WHAT YOU HAVE TO DO
Could you restate all of the records exactly, leaving out the pictures?

(App and web page records)
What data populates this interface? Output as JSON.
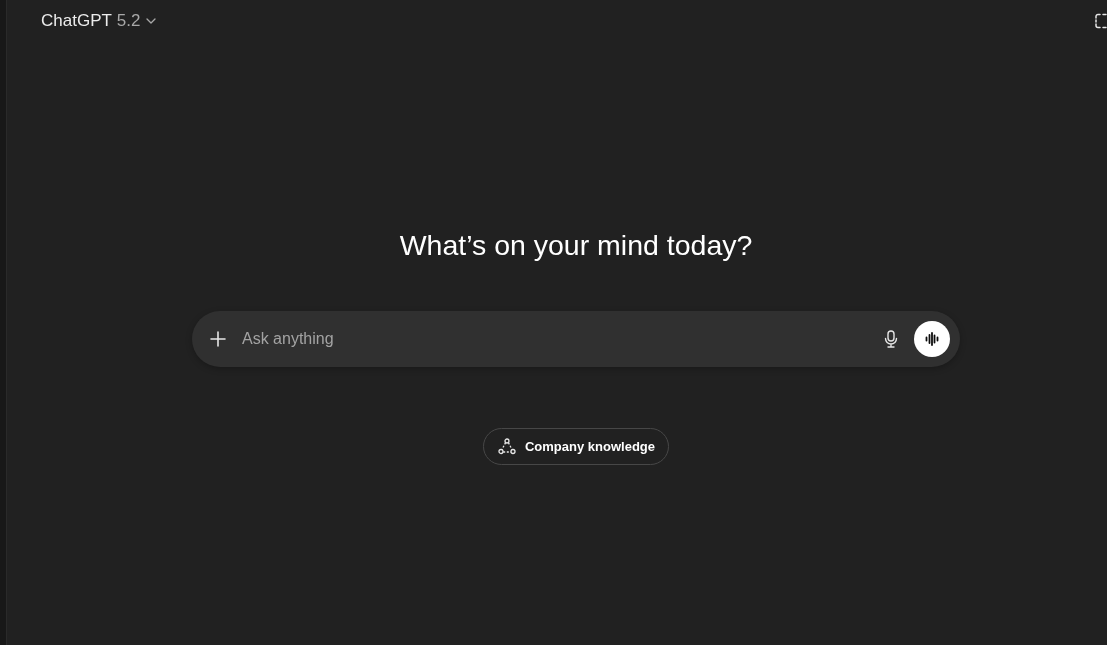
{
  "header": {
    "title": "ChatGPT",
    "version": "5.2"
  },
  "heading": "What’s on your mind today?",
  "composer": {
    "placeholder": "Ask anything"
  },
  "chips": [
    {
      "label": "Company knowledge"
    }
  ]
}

TASK RESULT
What data populates this interface? Output as JSON.
{
  "header": {
    "title": "ChatGPT",
    "version": "5.2"
  },
  "heading": "What’s on your mind today?",
  "composer": {
    "placeholder": "Ask anything"
  },
  "chips": [
    {
      "label": "Company knowledge"
    }
  ]
}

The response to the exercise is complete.